3. Soft deletes
At scale, deleting rows in a database under significant load is a bad thing. Soft deletes are a common schema tool that alleviate the performance hits of deletion, and the subsequent compaction (or vacuuming). Additionally, soft deletes make it easy to undelete rows to recover deleted data.
On the flip side, soft deletes require every single read query to exclude deleted records. If you consider just the application data calls, this might not seem so bad. However, when multiplied across all the analytics queries that you’ll run, this exclusion quickly starts to become a serious drag. That, and soft deletes introduce yet another place where different users can make different assumptions, which can lead to inconsistent numbers that you’ll need to debug.
4. Misusing semi-structured data
Semi-structured data (e.g., fields encoded as JSON) can be useful in situations where there are a number of different structures present over time. As databases get larger, semi-structured data can also help avoid the hassles of migrating large tables under heavy read or write load.

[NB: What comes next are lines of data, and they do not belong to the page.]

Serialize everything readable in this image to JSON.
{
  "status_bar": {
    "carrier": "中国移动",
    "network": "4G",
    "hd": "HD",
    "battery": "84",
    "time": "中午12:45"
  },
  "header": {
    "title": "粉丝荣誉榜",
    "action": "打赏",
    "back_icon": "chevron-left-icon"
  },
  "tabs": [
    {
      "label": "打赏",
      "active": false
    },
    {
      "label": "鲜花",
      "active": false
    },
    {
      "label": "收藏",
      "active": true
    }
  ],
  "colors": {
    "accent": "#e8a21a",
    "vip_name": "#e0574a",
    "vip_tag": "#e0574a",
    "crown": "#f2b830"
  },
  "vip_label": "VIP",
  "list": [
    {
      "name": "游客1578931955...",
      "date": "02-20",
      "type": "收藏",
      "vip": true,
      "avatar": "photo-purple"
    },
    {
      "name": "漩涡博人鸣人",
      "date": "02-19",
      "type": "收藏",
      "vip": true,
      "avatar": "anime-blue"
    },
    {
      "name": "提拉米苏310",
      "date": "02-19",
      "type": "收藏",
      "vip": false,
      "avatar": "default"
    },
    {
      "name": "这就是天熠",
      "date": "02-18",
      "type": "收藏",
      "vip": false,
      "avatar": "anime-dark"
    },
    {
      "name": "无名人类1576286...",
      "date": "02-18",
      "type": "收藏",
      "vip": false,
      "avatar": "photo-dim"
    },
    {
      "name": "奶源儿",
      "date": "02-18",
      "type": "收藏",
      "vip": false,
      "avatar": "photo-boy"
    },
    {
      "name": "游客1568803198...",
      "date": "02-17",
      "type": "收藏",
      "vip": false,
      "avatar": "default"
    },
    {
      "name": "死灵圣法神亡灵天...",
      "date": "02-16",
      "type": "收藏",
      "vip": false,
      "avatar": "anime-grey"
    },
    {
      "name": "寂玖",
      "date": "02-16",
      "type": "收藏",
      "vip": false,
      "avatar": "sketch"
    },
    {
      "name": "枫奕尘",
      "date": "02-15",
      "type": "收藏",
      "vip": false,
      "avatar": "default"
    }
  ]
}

However, semi-structured data can also lead to a lot of heartburn when trying to get data out of a database. Typically semi-structured data have schemas that are only enforced by convention, that might change unpredictably, or be off due to transient bugs, and in general that require a lot of post-hoc cleaning to be useful.
And sometimes semi-structured data fields are an excuse to punt on thinking through the structure you need until after you’ve written a feature. In this case, you actually have structured data, it’s just unenforced, prone to bugs, and generally a pain to use. A simple test: if every instance of a JSON field has the same four fields, you should probably decompose the structure.
5. The “right database for the job” syndrome
The presence of a multitude of different databases used in a company’s technology stack usually indicates one of three scenarios:
- A truly huge, complex company that has a wide variety of needs and subdivisions.
- A highly functional, top performing engineering and ops team working on very difficult problems that needs to highly optimize all aspects of the app.
- (Most commonly) a small team that is constantly putting out fires in technologies it only shallowly understands.
With each additional database you add, you take on a lot of operational overhead. That, and each additional database is yet another set of data that you’ll need to put into an analytics database. These databases will have slightly different semantics, data types, and natural data models that you’ll have to sort out.
So resist the urge to make a small feature easier to implement, as you will make operations and analytics a lot harder across the board.
A tip: make it easy to get business metrics
When thinking through whether your data model accounts for your analytical and transactional needs, it’s useful to identify the following:
- 10 important metrics the business cares about
- 10 most commonly run update queries from the application
- 10 most common read patterns from the application
You’re looking for a data model that minimizes pain across all of these distinct queries. In general, queries for business metrics are the most important, so if introducing a bit of complexity for app updates and reads will make it easier to query for the business metrics, do it. You’ll maximize overall productivity, as there are usually far fewer workhorse queries on the application side than there are for common analytics or business intelligence questions.
Also, the queries for the app are usually done in source control, wrapped in automated testing, and generally much more hardened. Queries for business metrics are usually scattered, written by many people, and generally much less controlled. So do what you can to make it easy for your business to get the metrics it needs to make better decisions.
Did this article help you?
Thanks for your feedback!